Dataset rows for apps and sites

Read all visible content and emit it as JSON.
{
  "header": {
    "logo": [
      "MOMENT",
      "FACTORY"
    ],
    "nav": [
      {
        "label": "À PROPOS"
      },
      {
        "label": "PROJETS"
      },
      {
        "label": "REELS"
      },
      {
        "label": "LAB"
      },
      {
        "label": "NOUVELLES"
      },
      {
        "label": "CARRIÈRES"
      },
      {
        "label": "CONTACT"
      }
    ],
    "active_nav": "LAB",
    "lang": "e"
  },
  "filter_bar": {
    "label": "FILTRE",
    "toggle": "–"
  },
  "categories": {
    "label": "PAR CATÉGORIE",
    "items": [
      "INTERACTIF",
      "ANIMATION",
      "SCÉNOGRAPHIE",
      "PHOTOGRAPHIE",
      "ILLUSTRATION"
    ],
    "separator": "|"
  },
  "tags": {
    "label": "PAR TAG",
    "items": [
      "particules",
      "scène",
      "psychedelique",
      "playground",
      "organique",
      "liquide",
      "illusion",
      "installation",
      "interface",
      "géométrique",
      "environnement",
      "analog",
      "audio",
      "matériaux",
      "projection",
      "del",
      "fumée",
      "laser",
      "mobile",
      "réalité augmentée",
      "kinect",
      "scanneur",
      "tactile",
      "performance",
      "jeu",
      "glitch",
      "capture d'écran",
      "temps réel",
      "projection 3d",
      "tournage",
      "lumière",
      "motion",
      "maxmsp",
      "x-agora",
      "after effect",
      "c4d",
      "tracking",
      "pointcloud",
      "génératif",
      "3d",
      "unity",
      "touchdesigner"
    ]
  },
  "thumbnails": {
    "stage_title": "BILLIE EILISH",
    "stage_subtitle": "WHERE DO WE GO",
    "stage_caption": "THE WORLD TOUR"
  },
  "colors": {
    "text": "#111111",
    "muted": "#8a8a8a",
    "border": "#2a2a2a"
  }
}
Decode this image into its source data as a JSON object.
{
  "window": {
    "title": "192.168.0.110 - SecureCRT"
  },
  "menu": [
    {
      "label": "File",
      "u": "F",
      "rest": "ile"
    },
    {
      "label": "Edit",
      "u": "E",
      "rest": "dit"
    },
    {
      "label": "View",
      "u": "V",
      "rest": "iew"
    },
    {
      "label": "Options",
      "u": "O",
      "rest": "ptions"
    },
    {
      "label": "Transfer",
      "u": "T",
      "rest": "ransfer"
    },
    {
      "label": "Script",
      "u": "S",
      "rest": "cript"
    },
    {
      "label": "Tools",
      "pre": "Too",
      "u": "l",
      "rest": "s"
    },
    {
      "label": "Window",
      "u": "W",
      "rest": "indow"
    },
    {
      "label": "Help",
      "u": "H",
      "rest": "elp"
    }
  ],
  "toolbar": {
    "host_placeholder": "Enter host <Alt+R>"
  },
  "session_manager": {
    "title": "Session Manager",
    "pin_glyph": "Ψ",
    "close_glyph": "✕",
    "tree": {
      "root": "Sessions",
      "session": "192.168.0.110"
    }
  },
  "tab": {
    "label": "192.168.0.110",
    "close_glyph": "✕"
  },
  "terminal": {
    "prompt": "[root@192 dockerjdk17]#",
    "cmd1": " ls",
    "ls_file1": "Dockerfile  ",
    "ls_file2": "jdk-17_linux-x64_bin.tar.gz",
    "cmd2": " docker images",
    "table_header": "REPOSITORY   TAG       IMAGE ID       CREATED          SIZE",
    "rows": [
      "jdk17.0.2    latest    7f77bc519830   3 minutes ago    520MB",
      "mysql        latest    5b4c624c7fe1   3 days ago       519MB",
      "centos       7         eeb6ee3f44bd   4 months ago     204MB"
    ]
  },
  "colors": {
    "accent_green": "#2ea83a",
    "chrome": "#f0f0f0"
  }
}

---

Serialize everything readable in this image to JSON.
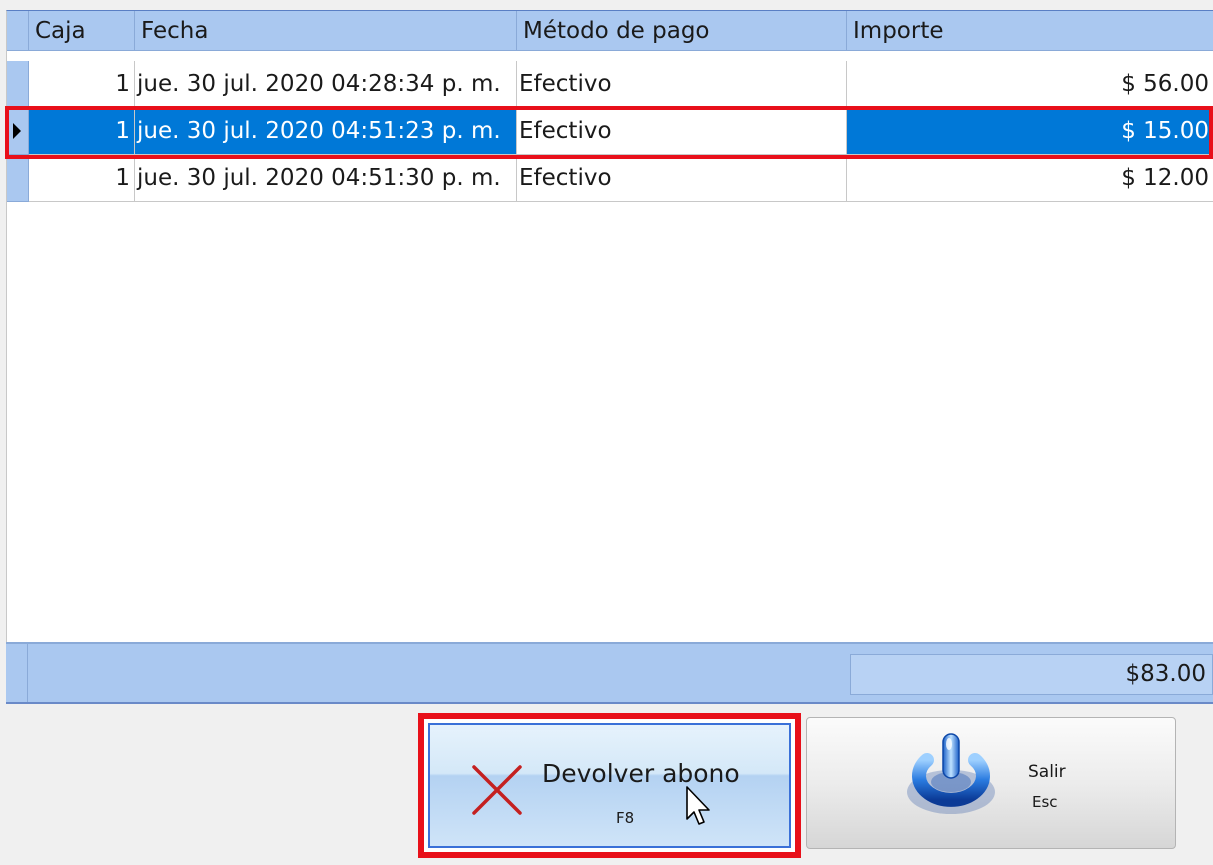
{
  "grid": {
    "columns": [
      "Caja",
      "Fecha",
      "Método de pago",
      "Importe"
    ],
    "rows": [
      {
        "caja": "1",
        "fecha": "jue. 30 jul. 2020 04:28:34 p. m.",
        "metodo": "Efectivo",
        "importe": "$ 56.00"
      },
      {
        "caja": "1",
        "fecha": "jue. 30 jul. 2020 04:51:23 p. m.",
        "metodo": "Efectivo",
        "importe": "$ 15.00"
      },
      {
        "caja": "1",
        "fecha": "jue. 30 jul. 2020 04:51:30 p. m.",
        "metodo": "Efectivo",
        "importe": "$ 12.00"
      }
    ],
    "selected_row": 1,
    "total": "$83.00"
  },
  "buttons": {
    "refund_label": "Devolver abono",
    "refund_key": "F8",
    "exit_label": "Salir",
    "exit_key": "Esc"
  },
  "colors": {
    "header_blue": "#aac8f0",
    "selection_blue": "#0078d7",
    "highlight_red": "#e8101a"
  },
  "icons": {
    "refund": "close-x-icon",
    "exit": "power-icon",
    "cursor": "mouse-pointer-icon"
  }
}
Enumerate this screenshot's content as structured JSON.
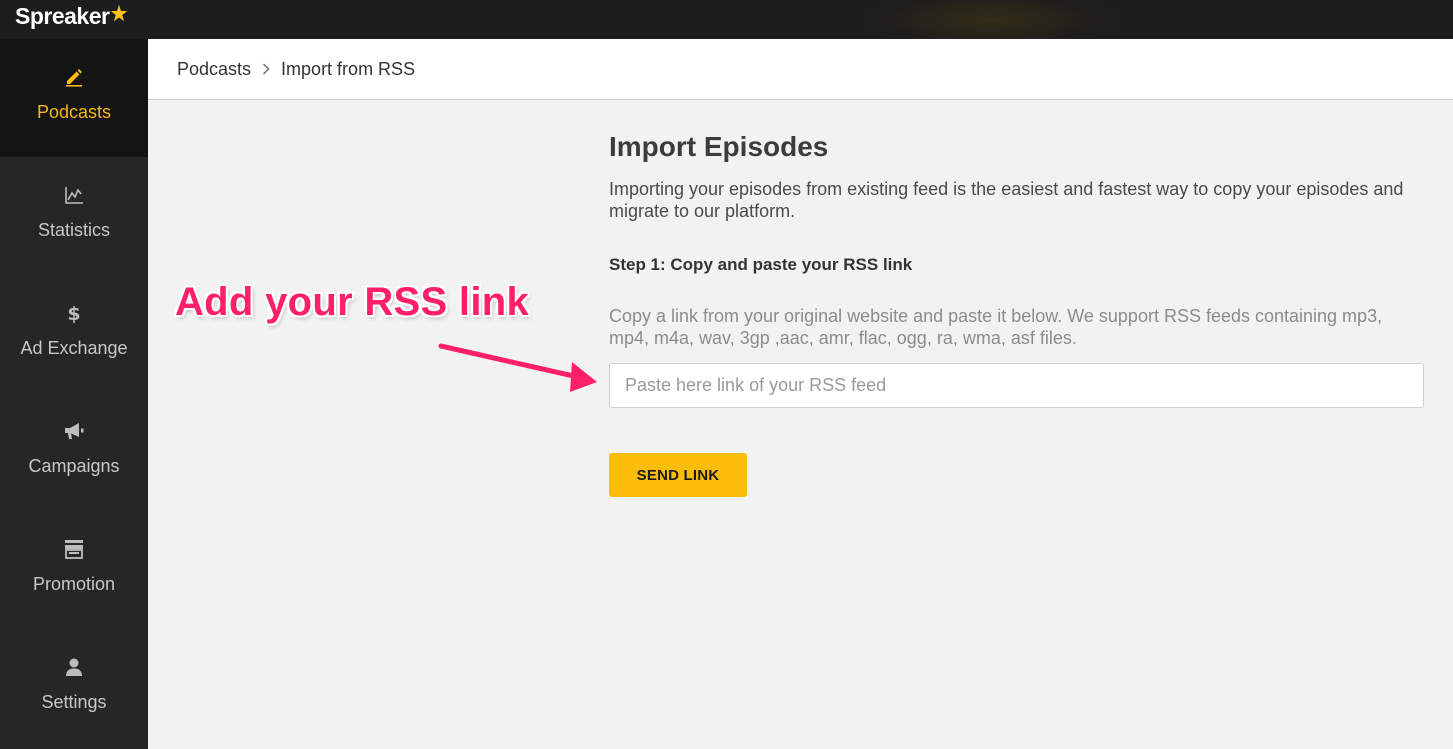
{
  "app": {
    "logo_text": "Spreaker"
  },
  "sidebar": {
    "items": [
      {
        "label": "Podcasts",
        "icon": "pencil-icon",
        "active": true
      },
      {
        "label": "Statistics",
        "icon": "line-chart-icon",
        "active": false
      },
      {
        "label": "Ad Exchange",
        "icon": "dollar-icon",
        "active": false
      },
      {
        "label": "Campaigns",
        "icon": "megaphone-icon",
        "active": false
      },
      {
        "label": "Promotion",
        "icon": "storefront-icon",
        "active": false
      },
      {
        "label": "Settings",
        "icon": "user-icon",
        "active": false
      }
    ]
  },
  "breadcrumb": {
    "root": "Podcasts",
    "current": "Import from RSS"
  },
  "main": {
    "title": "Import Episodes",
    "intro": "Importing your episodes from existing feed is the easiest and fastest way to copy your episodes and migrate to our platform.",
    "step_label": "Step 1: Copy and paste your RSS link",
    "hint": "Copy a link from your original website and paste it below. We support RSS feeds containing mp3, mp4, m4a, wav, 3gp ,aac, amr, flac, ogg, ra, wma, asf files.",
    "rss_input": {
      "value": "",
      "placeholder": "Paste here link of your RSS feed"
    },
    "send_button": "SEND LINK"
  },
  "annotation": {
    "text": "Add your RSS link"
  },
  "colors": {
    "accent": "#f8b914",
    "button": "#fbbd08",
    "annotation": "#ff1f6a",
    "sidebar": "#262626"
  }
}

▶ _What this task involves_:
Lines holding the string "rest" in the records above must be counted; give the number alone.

▶ _Answer for this exercise_:
9